Trump’s decision to go after Canada first with tariffs was particularly surprising given his harsh criticism of Mexico on the campaign trail. Now Trump has upset Canada and suffered a trade defeat from Mexico.
5) Star Wars IX release date is set.
This is news. You know you want to know. From CNN (and, we assume, a galaxy far, far away):
Star Wars: Episode IX, the sequel to the upcoming Star Wars: The Last Jedi and ninth installment of the space franchise, has been set for a Memorial Day 2019 release, Disney announced on Tuesday.
The film, which continues the saga started by 1977’s Star Wars, will open on May 24, 2019.
Get those lightsabers ready.
6) Documents show Michael Flynn might have broken the law.
From The New York Times:
Michael T. Flynn, President Trump’s first national security adviser, may have violated federal law by not fully disclosing his business dealings with Russia when seeking a security clearance to work in the White House, top House oversight lawmakers from both parties asserted on Tuesday.
The revelation came after Representative Jason Chaffetz, Republican of Utah and chairman of the House oversight committee, and other lawmakers on the panel examined classified documents related to Mr. Flynn, including a form he filled out in January 2016 to receive his security clearance. The form is known as an SF-86 and is required by anyone in the government who handles classified information.
As part of the review, Representative Elijah E. Cummings of Maryland, the committee’s senior Democrat, said Mr. Flynn did not disclose in those documents payments totaling more than $45,000 that he received from the Russian government for giving a speech in Moscow in 2015, among others.
The development is the latest trouble for Mr. Flynn, who also did not disclose payments from Russian-linked entities on a financial disclosure form that the Trump administration released in late March.

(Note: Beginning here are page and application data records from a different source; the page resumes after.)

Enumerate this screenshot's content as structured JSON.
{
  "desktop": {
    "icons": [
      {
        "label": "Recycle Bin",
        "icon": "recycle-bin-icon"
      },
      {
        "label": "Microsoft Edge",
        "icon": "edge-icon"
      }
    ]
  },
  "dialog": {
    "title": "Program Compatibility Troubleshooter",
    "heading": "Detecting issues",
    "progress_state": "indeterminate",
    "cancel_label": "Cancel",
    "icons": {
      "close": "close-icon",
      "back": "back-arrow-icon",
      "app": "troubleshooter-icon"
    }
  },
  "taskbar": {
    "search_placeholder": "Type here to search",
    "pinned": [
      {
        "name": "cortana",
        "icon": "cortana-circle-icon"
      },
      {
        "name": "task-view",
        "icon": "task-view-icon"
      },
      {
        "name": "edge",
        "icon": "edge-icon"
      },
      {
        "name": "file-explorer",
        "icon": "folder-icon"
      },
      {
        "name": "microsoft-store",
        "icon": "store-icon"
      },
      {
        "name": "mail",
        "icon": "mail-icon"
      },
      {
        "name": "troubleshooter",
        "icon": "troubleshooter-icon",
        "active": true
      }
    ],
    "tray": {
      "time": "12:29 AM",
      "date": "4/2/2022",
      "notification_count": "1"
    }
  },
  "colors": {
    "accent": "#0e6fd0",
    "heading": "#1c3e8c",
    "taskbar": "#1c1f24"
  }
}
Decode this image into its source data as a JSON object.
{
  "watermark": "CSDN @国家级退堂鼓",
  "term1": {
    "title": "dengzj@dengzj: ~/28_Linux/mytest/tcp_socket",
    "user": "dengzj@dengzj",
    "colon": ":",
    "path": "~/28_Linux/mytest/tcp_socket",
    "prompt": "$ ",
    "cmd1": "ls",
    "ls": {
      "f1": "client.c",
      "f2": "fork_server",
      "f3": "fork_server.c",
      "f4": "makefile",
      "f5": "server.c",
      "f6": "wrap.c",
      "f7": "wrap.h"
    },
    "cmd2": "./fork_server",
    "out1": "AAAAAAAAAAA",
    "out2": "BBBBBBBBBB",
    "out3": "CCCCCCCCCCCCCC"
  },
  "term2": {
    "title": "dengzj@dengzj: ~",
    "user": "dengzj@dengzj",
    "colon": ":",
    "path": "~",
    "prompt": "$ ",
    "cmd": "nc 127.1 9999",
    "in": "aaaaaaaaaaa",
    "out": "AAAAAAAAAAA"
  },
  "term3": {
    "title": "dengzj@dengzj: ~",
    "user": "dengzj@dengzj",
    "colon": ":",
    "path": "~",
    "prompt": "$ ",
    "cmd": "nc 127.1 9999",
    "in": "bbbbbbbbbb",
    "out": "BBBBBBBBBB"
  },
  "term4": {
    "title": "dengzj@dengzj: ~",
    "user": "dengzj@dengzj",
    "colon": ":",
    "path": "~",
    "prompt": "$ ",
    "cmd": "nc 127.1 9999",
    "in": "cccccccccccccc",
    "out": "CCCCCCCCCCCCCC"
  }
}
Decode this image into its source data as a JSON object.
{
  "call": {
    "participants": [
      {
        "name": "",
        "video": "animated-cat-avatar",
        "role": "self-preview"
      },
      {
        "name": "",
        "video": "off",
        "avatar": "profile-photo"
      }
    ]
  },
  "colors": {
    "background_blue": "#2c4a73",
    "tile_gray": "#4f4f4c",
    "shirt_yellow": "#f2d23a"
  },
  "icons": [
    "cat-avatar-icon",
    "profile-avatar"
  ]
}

Earlier in March, Mr. Flynn filed papers acknowledging that he worked as a foreign agent last year representing the interests of the Turkish government, causing another uproar and more unfavorable headlines for the Trump administration.
7) Trump takes to Twitter to blast another judge.
This is how the president handles being told he is barred from punishing sanctuary cities.
8) Somebody other than Trump thinks Trump doing an amazing job.
And he was elected by North Carolinians.
Take it away, Mark Meadows (who may or may not have Trump posters on his bedroom wall).
The entire Breitbart story is worth a read, if only because it offers a window into an alternate universe.
Meadows told Breitbart News that President Trump has a work ethic beyond any measure: “I think for a president that came from a non-political background, he quickly learned how Congress works. I think there’s been a learning curve for the president. Here’s a personal story: I don’t know if I have ever been as impressed with a CEO, or a president, who is getting as involved in negotiating the finer details of national security, health care, the economy, or tax reform, to the extent that he’s been willing to get on the phone at midnight and then the next morning at 6:30 a.m. If the American people understood how engaged this president is, and how engaged he is at making his campaign promises fulfilled, the American people would be nothing short of amazed. He works me to death, and I’m a member of Congress. I cannot imagine how hard he works his staff at the White House.”
That’s all for today, folks.